- **What to do**: In the listing that follows, how many lines include the word "Passwords"? Only the number is wanted.

- **Available records**:
══════════════════════════════

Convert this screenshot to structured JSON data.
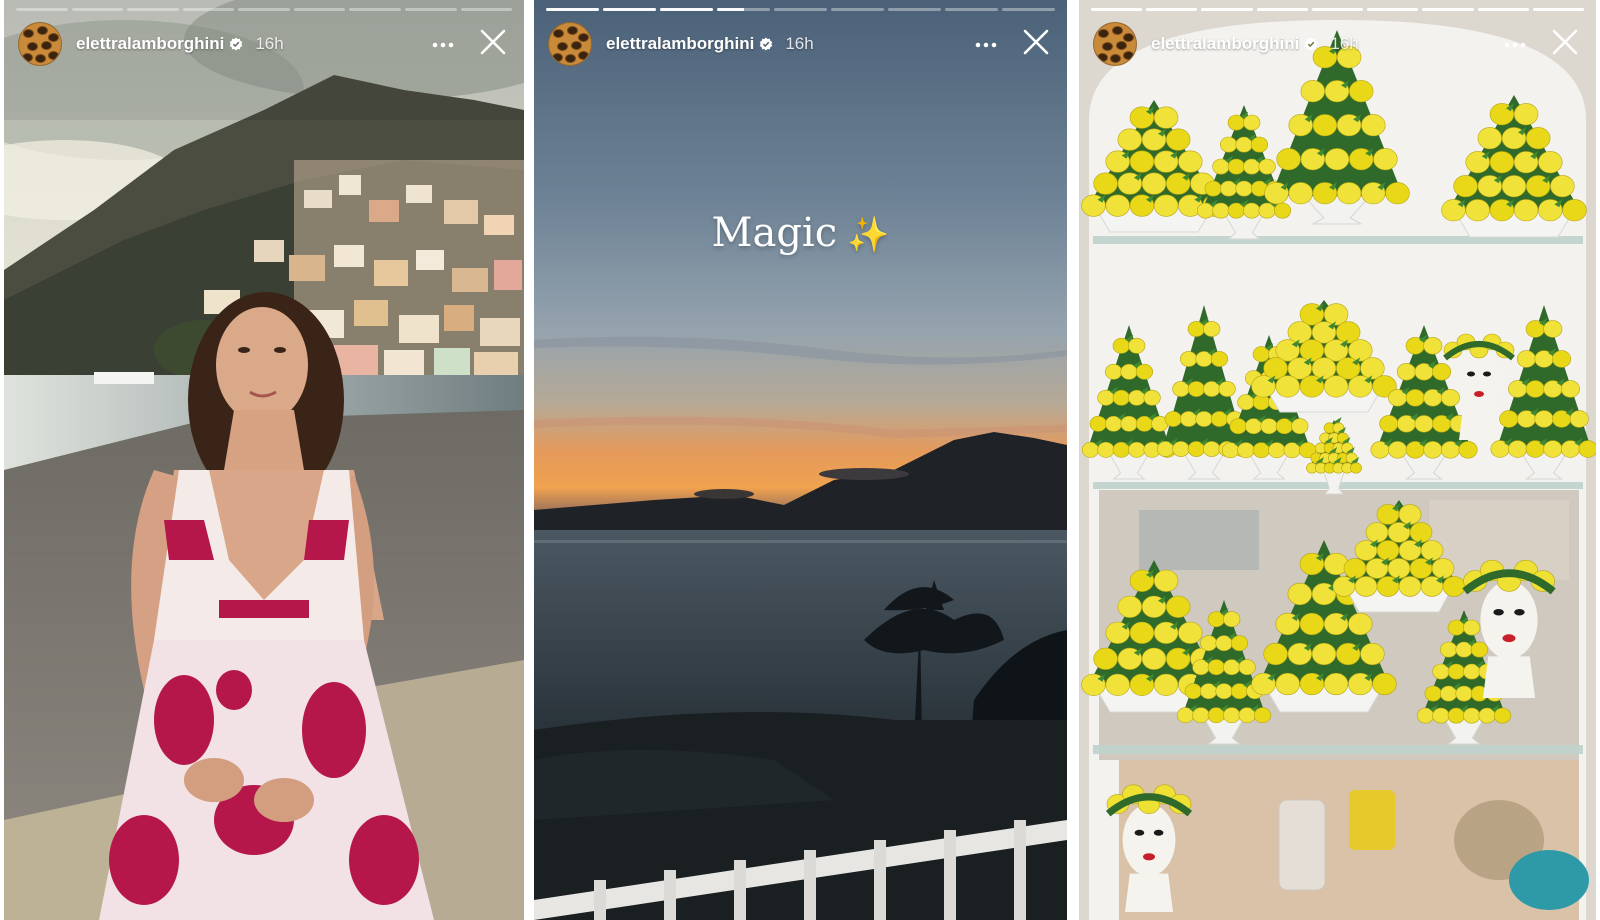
{
  "stories": [
    {
      "username": "elettralamborghini",
      "time": "16h",
      "progress": {
        "total": 9,
        "completed": 0,
        "current_fraction": 0.0
      }
    },
    {
      "username": "elettralamborghini",
      "time": "16h",
      "caption": "Magic",
      "caption_emoji": "✨",
      "progress": {
        "total": 9,
        "completed": 3,
        "current_fraction": 0.5
      }
    },
    {
      "username": "elettralamborghini",
      "time": "16h",
      "progress": {
        "total": 9,
        "completed": 9,
        "current_fraction": 0.0
      }
    }
  ],
  "icons": {
    "more": "more-horizontal-icon",
    "close": "close-icon",
    "verified": "verified-badge-icon"
  },
  "colors": {
    "verified_badge": "#ffffff",
    "progress_done": "#ffffff"
  }
}
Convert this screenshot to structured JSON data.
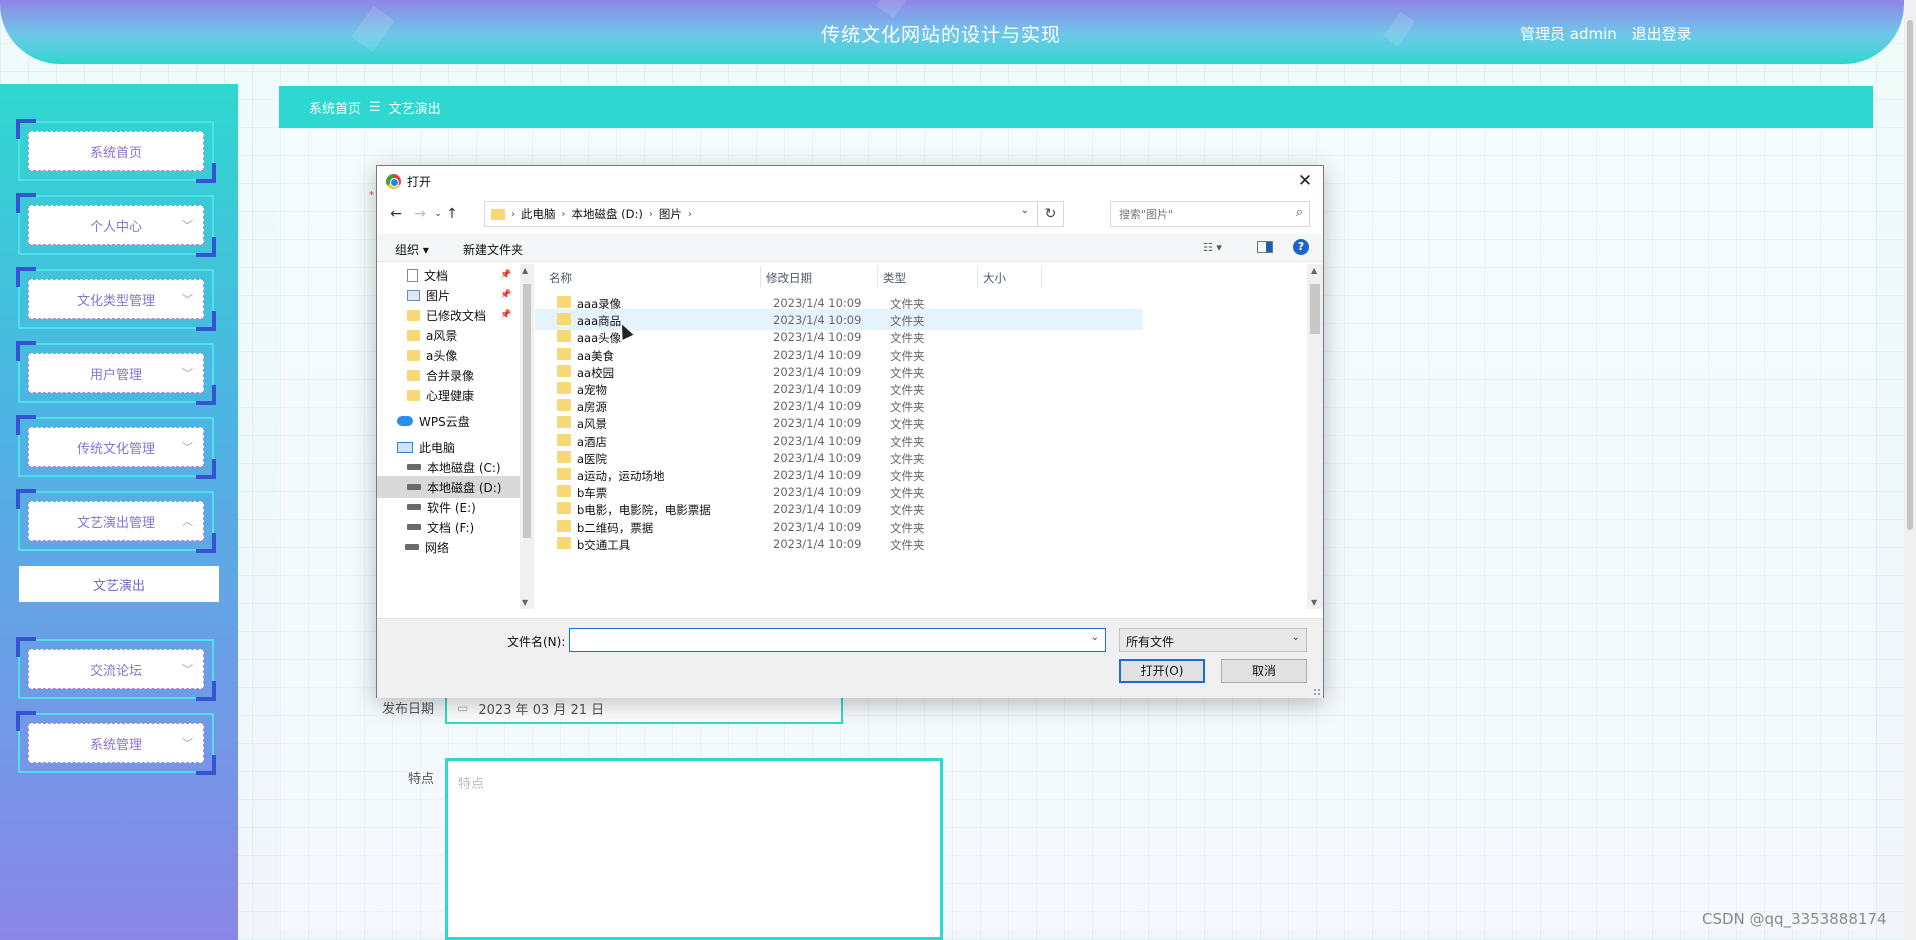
{
  "header": {
    "title": "传统文化网站的设计与实现",
    "user_label": "管理员 admin",
    "logout_label": "退出登录"
  },
  "sidebar": {
    "items": [
      {
        "label": "系统首页",
        "has_chevron": false
      },
      {
        "label": "个人中心",
        "has_chevron": true
      },
      {
        "label": "文化类型管理",
        "has_chevron": true
      },
      {
        "label": "用户管理",
        "has_chevron": true
      },
      {
        "label": "传统文化管理",
        "has_chevron": true
      },
      {
        "label": "文艺演出管理",
        "has_chevron": true,
        "expanded": true
      },
      {
        "label": "交流论坛",
        "has_chevron": true
      },
      {
        "label": "系统管理",
        "has_chevron": true
      }
    ],
    "sub_item": "文艺演出",
    "chevron_down": "﹀",
    "chevron_up": "︿"
  },
  "breadcrumb": {
    "home": "系统首页",
    "sep": "☰",
    "current": "文艺演出"
  },
  "form": {
    "required_mark": "*",
    "publish_date_label": "发布日期",
    "publish_date_value": "2023 年 03 月 21 日",
    "feature_label": "特点",
    "feature_placeholder": "特点"
  },
  "dialog": {
    "title": "打开",
    "close": "✕",
    "address": {
      "crumbs": [
        "此电脑",
        "本地磁盘 (D:)",
        "图片"
      ],
      "sep": "›"
    },
    "search_placeholder": "搜索\"图片\"",
    "toolbar": {
      "organize": "组织 ▾",
      "new_folder": "新建文件夹",
      "help": "?"
    },
    "nav_pane": [
      {
        "label": "文档",
        "icon": "doc",
        "pinned": true
      },
      {
        "label": "图片",
        "icon": "pic",
        "pinned": true
      },
      {
        "label": "已修改文档",
        "icon": "folder",
        "pinned": true
      },
      {
        "label": "a风景",
        "icon": "folder",
        "pinned": false
      },
      {
        "label": "a头像",
        "icon": "folder",
        "pinned": false
      },
      {
        "label": "合并录像",
        "icon": "folder",
        "pinned": false
      },
      {
        "label": "心理健康",
        "icon": "folder",
        "pinned": false
      },
      {
        "label": "WPS云盘",
        "icon": "cloud",
        "pinned": false
      },
      {
        "label": "此电脑",
        "icon": "pc",
        "pinned": false
      },
      {
        "label": "本地磁盘 (C:)",
        "icon": "drive",
        "pinned": false
      },
      {
        "label": "本地磁盘 (D:)",
        "icon": "drive",
        "pinned": false,
        "selected": true
      },
      {
        "label": "软件 (E:)",
        "icon": "drive",
        "pinned": false
      },
      {
        "label": "文档 (F:)",
        "icon": "drive",
        "pinned": false
      },
      {
        "label": "网络",
        "icon": "drive",
        "pinned": false
      }
    ],
    "columns": {
      "name": "名称",
      "date": "修改日期",
      "type": "类型",
      "size": "大小"
    },
    "files": [
      {
        "name": "aaa录像",
        "date": "2023/1/4 10:09",
        "type": "文件夹"
      },
      {
        "name": "aaa商品",
        "date": "2023/1/4 10:09",
        "type": "文件夹"
      },
      {
        "name": "aaa头像",
        "date": "2023/1/4 10:09",
        "type": "文件夹"
      },
      {
        "name": "aa美食",
        "date": "2023/1/4 10:09",
        "type": "文件夹"
      },
      {
        "name": "aa校园",
        "date": "2023/1/4 10:09",
        "type": "文件夹"
      },
      {
        "name": "a宠物",
        "date": "2023/1/4 10:09",
        "type": "文件夹"
      },
      {
        "name": "a房源",
        "date": "2023/1/4 10:09",
        "type": "文件夹"
      },
      {
        "name": "a风景",
        "date": "2023/1/4 10:09",
        "type": "文件夹"
      },
      {
        "name": "a酒店",
        "date": "2023/1/4 10:09",
        "type": "文件夹"
      },
      {
        "name": "a医院",
        "date": "2023/1/4 10:09",
        "type": "文件夹"
      },
      {
        "name": "a运动，运动场地",
        "date": "2023/1/4 10:09",
        "type": "文件夹"
      },
      {
        "name": "b车票",
        "date": "2023/1/4 10:09",
        "type": "文件夹"
      },
      {
        "name": "b电影，电影院，电影票据",
        "date": "2023/1/4 10:09",
        "type": "文件夹"
      },
      {
        "name": "b二维码，票据",
        "date": "2023/1/4 10:09",
        "type": "文件夹"
      },
      {
        "name": "b交通工具",
        "date": "2023/1/4 10:09",
        "type": "文件夹"
      }
    ],
    "filename_label": "文件名(N):",
    "filename_value": "",
    "filetype_value": "所有文件",
    "open_button": "打开(O)",
    "cancel_button": "取消"
  },
  "watermark": "CSDN @qq_3353888174"
}
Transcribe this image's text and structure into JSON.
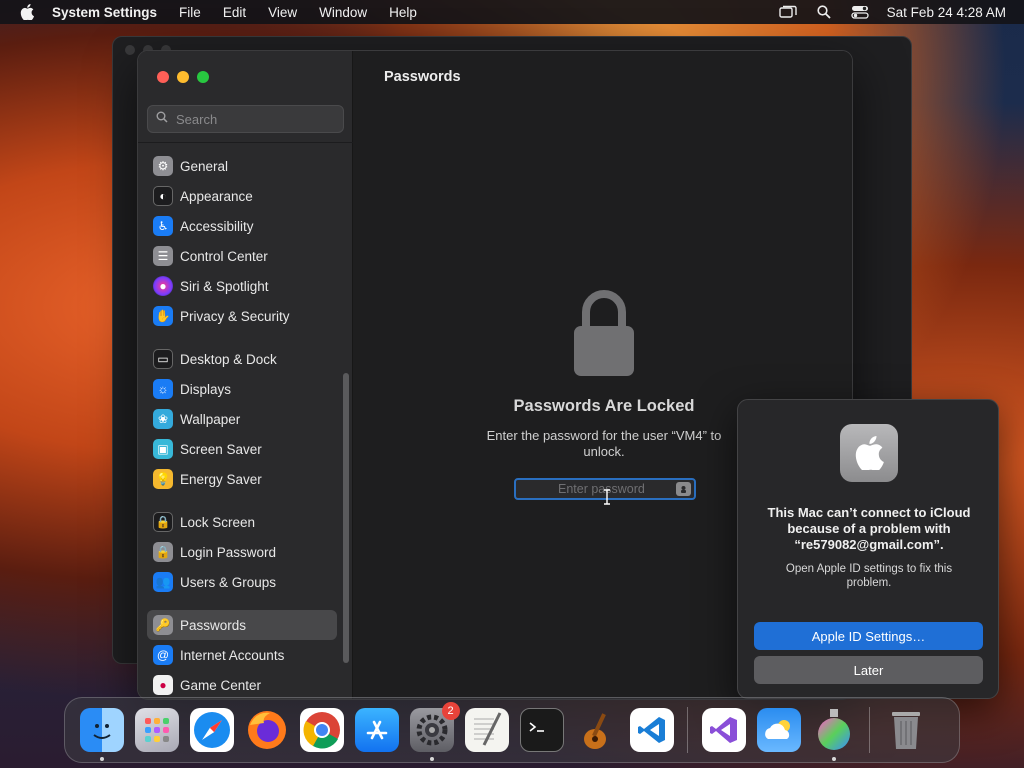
{
  "menubar": {
    "app_name": "System Settings",
    "menus": [
      "File",
      "Edit",
      "View",
      "Window",
      "Help"
    ],
    "datetime": "Sat Feb 24  4:28 AM"
  },
  "sidebar": {
    "search_placeholder": "Search",
    "items": [
      {
        "label": "General",
        "icon": "gear-icon",
        "color": "#8e8e93"
      },
      {
        "label": "Appearance",
        "icon": "appearance-icon",
        "color": "#1c1c1e"
      },
      {
        "label": "Accessibility",
        "icon": "accessibility-icon",
        "color": "#1a7cf5"
      },
      {
        "label": "Control Center",
        "icon": "control-center-icon",
        "color": "#8e8e93"
      },
      {
        "label": "Siri & Spotlight",
        "icon": "siri-icon",
        "color": "#b43cd8"
      },
      {
        "label": "Privacy & Security",
        "icon": "hand-icon",
        "color": "#1a7cf5"
      },
      {
        "label": "Desktop & Dock",
        "icon": "desktop-dock-icon",
        "color": "#1c1c1e"
      },
      {
        "label": "Displays",
        "icon": "displays-icon",
        "color": "#1a7cf5"
      },
      {
        "label": "Wallpaper",
        "icon": "wallpaper-icon",
        "color": "#34aadc"
      },
      {
        "label": "Screen Saver",
        "icon": "screen-saver-icon",
        "color": "#38b8d8"
      },
      {
        "label": "Energy Saver",
        "icon": "energy-saver-icon",
        "color": "#f5b82e"
      },
      {
        "label": "Lock Screen",
        "icon": "lock-screen-icon",
        "color": "#1c1c1e"
      },
      {
        "label": "Login Password",
        "icon": "login-password-icon",
        "color": "#8e8e93"
      },
      {
        "label": "Users & Groups",
        "icon": "users-groups-icon",
        "color": "#1a7cf5"
      },
      {
        "label": "Passwords",
        "icon": "key-icon",
        "color": "#8e8e93",
        "active": true
      },
      {
        "label": "Internet Accounts",
        "icon": "at-icon",
        "color": "#1a7cf5"
      },
      {
        "label": "Game Center",
        "icon": "game-center-icon",
        "color": "#f2f2f2"
      }
    ]
  },
  "content": {
    "title": "Passwords",
    "locked_title": "Passwords Are Locked",
    "locked_desc": "Enter the password for the user “VM4” to unlock.",
    "password_placeholder": "Enter password"
  },
  "dialog": {
    "title": "This Mac can’t connect to iCloud because of a problem with “re579082@gmail.com”.",
    "message": "Open Apple ID settings to fix this problem.",
    "primary_button": "Apple ID Settings…",
    "secondary_button": "Later"
  },
  "dock": {
    "apps": [
      {
        "name": "Finder",
        "icon": "finder-icon",
        "running": true
      },
      {
        "name": "Launchpad",
        "icon": "launchpad-icon"
      },
      {
        "name": "Safari",
        "icon": "safari-icon"
      },
      {
        "name": "Firefox",
        "icon": "firefox-icon"
      },
      {
        "name": "Chrome",
        "icon": "chrome-icon"
      },
      {
        "name": "App Store",
        "icon": "app-store-icon"
      },
      {
        "name": "System Settings",
        "icon": "system-settings-icon",
        "running": true,
        "badge": "2"
      },
      {
        "name": "TextEdit",
        "icon": "textedit-icon"
      },
      {
        "name": "Terminal",
        "icon": "terminal-icon"
      },
      {
        "name": "GarageBand",
        "icon": "garageband-icon"
      },
      {
        "name": "VS Code",
        "icon": "vscode-icon"
      },
      {
        "name": "Visual Studio",
        "icon": "visual-studio-icon"
      },
      {
        "name": "Weather",
        "icon": "weather-icon"
      },
      {
        "name": "Disk Utility",
        "icon": "disk-utility-icon",
        "running": true
      },
      {
        "name": "Trash",
        "icon": "trash-icon"
      }
    ]
  }
}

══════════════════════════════

- **Response area**: 3